the general workforce.
Yet, we still face opposition in these
crucial areas: self-government, economic development, environmental
health and protection, and childhood education.
Under a treaty we have been attempting to
negotiate with Canada and British Columbia since 1994 we need
decision-making powers and natural resources in accordance with our
legally acknowledged aboriginal title which will make our communities
good places to live; that is, that they be self-sufficient and
sustainable in accordance with our self-government model based on the
As part of our economic security we will
always hunt, fish and gather in accordance with our legally acknowledged
aboriginal rights. Furthermore, we believe our traditional activities
will guarantee the health of the land, for we would make healthy
habitats for forests, plants, animals and fish a priority.
We also need enforceable powers to ensure
industrial development on our lands will not unduly jeopardize the
quality of human and non-human life and the economic future of our
children and that of our non-Dakelh neighbours.
Distressingly, we report two examples of
what our communities face on a day-to-day basis as we arrive at the
doorstep of the new millennium. First, many of our people's homes have
mold-related problems that are causing them serious illnesses. Second,
one of our communities faces undrinkable water and is struggling to have
this problem properly rectified. These serious problems are only two of
many our communities face, and they occur while the natural wealth
around them benefits all but them, making for an intolerable and
Our young children are our future. What
goes into their minds is what comes out of their mouths and is what
shapes their hearts. We need to have a large measure of control over our
children's education, and so we need to achieve this through a treaty or
pending this through local education agreements with school districts.
We cannot afford undue conflicts over this issue; time as embodied in
the hearts of our young is not on our side.
Finally, as we enter another millennium
we agree with the Supreme Court of Canada in its recent Delgamuukw
Decision, that "we are all here to stay." However, our question to the
non-Dakelh people in this region is, how long do you want to stay? Our
people have been here for untold generations. Do you see yourselves
alongside us being here for as long? We think we can do it together for

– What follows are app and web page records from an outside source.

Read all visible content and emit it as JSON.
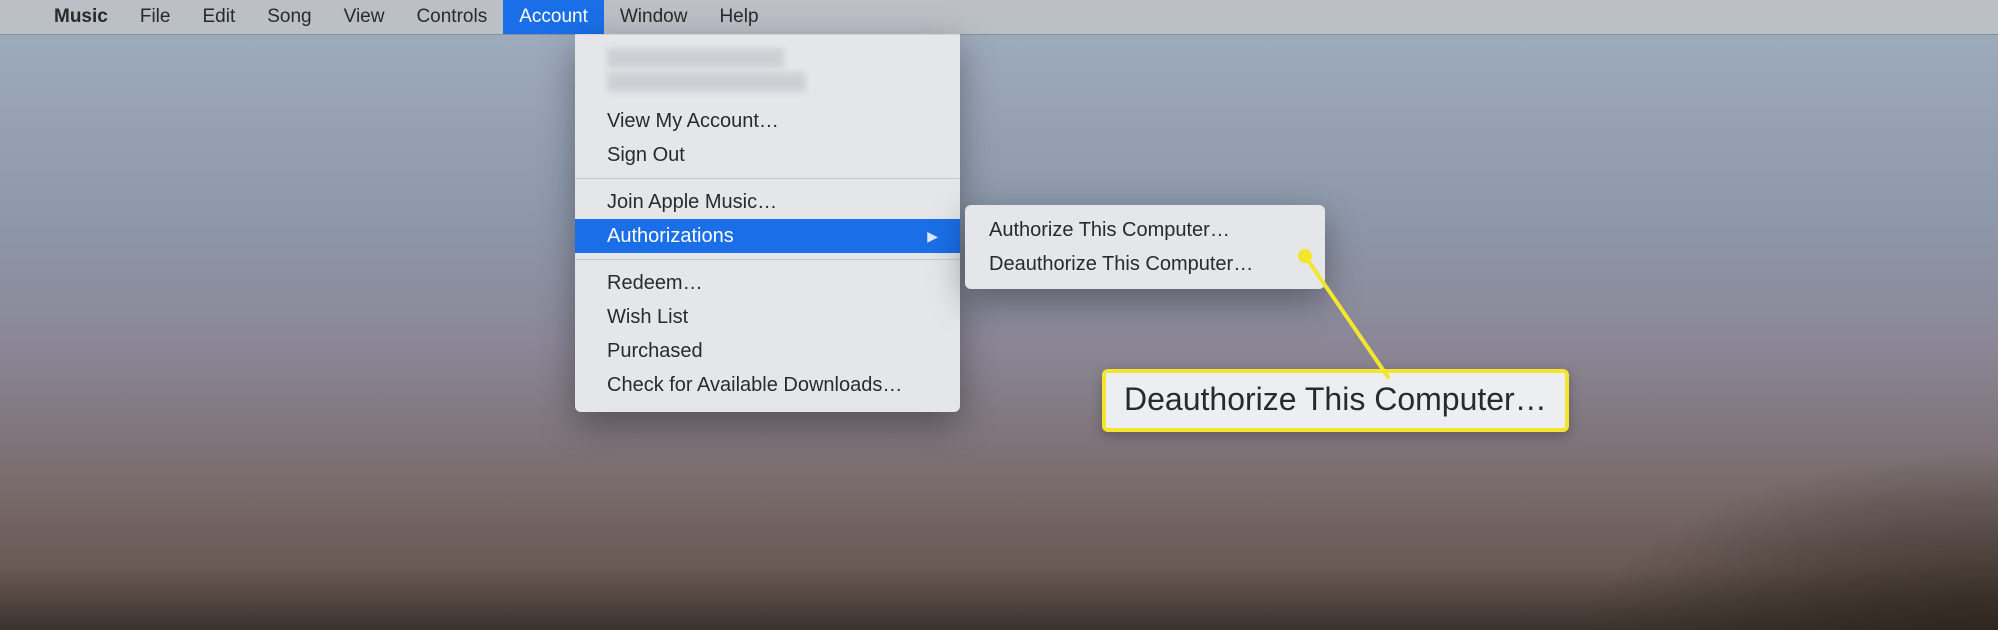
{
  "menubar": {
    "apple_icon": "apple-logo",
    "appname": "Music",
    "items": [
      "File",
      "Edit",
      "Song",
      "View",
      "Controls",
      "Account",
      "Window",
      "Help"
    ],
    "selected": "Account"
  },
  "account_menu": {
    "view_my_account": "View My Account…",
    "sign_out": "Sign Out",
    "join_apple_music": "Join Apple Music…",
    "authorizations": "Authorizations",
    "redeem": "Redeem…",
    "wish_list": "Wish List",
    "purchased": "Purchased",
    "check_downloads": "Check for Available Downloads…"
  },
  "authorizations_submenu": {
    "authorize": "Authorize This Computer…",
    "deauthorize": "Deauthorize This Computer…"
  },
  "callout": {
    "text": "Deauthorize This Computer…"
  }
}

we have a lot to offer. Our values of respect for the environment, for
all life, can benefit Canadian society, especially women, children and
So while our goals for ourselves are
modest we believe they hold answers for all.